In Airbus S.A.S. v. Firepass Corp., the Federal Circuit reversed the Patent Trial and Appeal Board’s finding that had held a patent directed to an athletic training and therapeutic chamber (used to simulate training at high altitude) was not analogous art against claims directed towards fire suppression methods. Case No. 2019–1803 (Fed. Cir. Nov. 8, 2019). This decision aligns the criteria for determining whether art is analogous with the assessment of the knowledge of a person of ordinary skill in the art prescribed by KSR Int’l v. Teleflex Inc. and its progeny.
The core dispute in Airbus v. Firepass was whether a prior art patent (“Kotliar”) directed to a chamber for simulating high altitude training by reducing oxygen content, was analogous art to claims directed to preventing or suppressing fires in enclosed and human-occupied spaces (such as the cabin of an aircraft) via oxygen deprivation. During the inter partes reexam proceeding from which the Airbus appeal arose, the examiner rejected the challenged claims as obvious in view of Kotliar in further view of various secondary references directed towards oxygen deprivation-based fire suppression methods. Appealing the rejection to the Board, Firepass asserted that Kotliar, which was invented by the same inventor as the challenged claims, was not analogous art. The Board agreed, finding that there was no articulated rational link between Kotliar, which was directed towards “human therapy, wellness, and physical training” and the problem confronting the inventor (i.e. “fire suppression/prevention”). The Board refused to consider Airbus’ argument to the contrary—that various background references showed that reducing oxygen concentration within breathable limits was a known method for fire suppression—because the examiner did not specifically use those references to support the rejection.

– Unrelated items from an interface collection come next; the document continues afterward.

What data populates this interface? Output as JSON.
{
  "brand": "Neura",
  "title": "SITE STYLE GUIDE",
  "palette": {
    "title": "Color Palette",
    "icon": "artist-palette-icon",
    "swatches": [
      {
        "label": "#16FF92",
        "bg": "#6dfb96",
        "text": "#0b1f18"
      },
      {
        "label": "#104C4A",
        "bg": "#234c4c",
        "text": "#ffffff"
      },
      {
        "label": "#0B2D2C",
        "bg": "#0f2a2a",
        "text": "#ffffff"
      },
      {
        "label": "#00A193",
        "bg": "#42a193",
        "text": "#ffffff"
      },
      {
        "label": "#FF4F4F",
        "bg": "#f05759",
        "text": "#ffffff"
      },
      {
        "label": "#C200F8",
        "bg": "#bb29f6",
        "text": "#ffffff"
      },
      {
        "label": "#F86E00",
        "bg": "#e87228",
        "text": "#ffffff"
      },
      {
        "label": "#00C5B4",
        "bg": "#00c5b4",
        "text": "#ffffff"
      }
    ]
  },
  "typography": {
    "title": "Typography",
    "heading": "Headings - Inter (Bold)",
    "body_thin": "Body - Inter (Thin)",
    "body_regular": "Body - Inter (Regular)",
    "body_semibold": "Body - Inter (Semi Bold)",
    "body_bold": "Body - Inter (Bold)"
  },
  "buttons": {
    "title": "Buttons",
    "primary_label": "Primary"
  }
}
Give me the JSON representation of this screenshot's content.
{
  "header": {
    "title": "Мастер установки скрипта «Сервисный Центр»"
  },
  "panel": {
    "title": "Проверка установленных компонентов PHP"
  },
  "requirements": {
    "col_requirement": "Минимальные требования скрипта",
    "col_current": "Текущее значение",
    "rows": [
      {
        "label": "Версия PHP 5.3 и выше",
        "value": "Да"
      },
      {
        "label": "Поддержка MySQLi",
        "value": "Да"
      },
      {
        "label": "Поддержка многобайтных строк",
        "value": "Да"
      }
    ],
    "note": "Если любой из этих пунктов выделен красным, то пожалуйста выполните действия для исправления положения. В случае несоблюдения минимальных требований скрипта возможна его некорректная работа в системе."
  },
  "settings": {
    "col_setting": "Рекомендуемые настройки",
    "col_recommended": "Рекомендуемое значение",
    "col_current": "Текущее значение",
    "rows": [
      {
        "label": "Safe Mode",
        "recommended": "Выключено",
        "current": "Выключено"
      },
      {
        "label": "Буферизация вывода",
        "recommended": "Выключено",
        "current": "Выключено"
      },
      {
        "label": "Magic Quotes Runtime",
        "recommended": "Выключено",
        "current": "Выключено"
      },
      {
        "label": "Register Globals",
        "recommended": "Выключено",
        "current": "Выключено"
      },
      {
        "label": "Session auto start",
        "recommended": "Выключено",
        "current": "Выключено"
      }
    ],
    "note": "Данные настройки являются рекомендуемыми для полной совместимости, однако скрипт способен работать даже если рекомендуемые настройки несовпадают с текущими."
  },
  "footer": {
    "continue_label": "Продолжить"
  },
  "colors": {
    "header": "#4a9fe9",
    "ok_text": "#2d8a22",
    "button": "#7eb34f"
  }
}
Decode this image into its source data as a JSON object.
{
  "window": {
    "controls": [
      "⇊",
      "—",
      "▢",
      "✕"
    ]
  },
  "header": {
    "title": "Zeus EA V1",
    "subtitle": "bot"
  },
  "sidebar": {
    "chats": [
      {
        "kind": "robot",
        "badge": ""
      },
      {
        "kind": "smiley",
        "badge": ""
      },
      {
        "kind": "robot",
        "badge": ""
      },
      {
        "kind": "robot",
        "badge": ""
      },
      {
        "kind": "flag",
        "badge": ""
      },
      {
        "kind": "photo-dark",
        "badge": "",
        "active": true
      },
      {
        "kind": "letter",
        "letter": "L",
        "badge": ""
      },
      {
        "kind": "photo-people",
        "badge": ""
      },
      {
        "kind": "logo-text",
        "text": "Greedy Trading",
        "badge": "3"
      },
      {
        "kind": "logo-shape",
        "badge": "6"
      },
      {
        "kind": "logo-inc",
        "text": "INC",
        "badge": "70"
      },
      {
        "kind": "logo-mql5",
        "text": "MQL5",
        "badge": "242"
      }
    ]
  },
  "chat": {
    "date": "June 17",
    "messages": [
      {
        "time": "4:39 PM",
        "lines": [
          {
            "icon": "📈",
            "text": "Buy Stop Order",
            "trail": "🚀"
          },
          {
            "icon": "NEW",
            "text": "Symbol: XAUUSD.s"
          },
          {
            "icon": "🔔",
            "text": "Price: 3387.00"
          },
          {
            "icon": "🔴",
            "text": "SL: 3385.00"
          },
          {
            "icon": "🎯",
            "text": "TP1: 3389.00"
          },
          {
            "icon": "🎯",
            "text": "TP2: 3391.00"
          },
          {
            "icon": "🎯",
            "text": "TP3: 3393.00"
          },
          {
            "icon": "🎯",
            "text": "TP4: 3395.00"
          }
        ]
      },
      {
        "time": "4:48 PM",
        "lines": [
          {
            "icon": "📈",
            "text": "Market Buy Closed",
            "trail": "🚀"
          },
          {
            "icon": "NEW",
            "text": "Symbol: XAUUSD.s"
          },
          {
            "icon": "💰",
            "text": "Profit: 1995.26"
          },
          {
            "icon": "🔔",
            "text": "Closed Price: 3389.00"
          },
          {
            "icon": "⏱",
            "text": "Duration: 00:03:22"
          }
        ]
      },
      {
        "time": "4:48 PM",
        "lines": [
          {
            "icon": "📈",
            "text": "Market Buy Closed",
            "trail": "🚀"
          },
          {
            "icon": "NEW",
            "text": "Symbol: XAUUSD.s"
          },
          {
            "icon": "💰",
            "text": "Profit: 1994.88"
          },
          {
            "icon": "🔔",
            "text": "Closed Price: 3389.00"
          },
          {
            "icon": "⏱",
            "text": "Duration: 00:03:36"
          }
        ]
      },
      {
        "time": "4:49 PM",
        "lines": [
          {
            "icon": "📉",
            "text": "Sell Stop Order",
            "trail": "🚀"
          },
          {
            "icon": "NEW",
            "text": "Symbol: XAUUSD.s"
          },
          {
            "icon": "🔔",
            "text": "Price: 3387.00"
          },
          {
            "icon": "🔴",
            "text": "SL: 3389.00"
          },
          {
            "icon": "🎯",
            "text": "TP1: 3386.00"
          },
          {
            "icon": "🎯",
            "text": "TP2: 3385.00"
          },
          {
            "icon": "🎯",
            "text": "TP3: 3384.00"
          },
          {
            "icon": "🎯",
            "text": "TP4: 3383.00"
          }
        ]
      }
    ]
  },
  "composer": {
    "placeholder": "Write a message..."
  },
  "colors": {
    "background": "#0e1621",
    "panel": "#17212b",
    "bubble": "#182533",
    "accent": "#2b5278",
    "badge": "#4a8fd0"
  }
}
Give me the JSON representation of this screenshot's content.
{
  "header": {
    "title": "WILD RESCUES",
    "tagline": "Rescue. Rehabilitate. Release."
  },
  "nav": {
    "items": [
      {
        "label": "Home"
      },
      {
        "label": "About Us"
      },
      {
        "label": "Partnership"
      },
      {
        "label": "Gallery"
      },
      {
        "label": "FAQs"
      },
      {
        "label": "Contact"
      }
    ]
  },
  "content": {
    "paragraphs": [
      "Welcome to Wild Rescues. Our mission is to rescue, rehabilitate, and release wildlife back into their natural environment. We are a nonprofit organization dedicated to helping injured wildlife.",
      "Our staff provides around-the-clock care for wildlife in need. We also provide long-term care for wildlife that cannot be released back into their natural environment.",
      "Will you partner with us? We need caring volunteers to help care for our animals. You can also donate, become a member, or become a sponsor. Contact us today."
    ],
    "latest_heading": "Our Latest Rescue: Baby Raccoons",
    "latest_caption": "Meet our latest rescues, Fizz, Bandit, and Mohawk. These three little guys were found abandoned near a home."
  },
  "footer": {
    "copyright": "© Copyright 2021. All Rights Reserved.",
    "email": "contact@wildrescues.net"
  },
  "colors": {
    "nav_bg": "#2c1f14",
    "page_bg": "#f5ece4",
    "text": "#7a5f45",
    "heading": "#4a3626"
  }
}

The Federal Circuit has long required that only references “analogous to the claimed invention” be considered as prior art for purposes of obviousness. This restriction prevents hindsight from clouding an obviousness determination. Two separate tests govern whether a reference constitutes analogous art: (1) whether the art is from the same field of endeavor, regardless of the problem addressed and, (2) if not, whether the reference still is reasonably pertinent to the particular problem with which the inventor is involved. The latter test asks whether a person of skill in the art would have reasonably looked to a reference in attempting to solve the problem at hand. The Federal Circuit in Airbus held that the Board correctly concluded that Kotliar and the challenged claims were not from the same field of endeavor, but erred by failing to consider Airbus’ evidence that Kotliar was nonetheless reasonably pertinent art. On appeal, the Board contended that precedent requiring consideration of such background references, such as Randall Mfg. v. Rea, 733 F.3d 1355 (Fed. Cir. 2013), was directed only towards determining whether there was a motivation to combine references (per KSR Int’l Co. v. Teleflex Inc., 550 U.S. 398 (2007)). The Court disagreed, and held that the background knowledge possessed by a person of ordinary skill in the art was equally relevant to assessing whether art is analogous as it was to assessing motivation.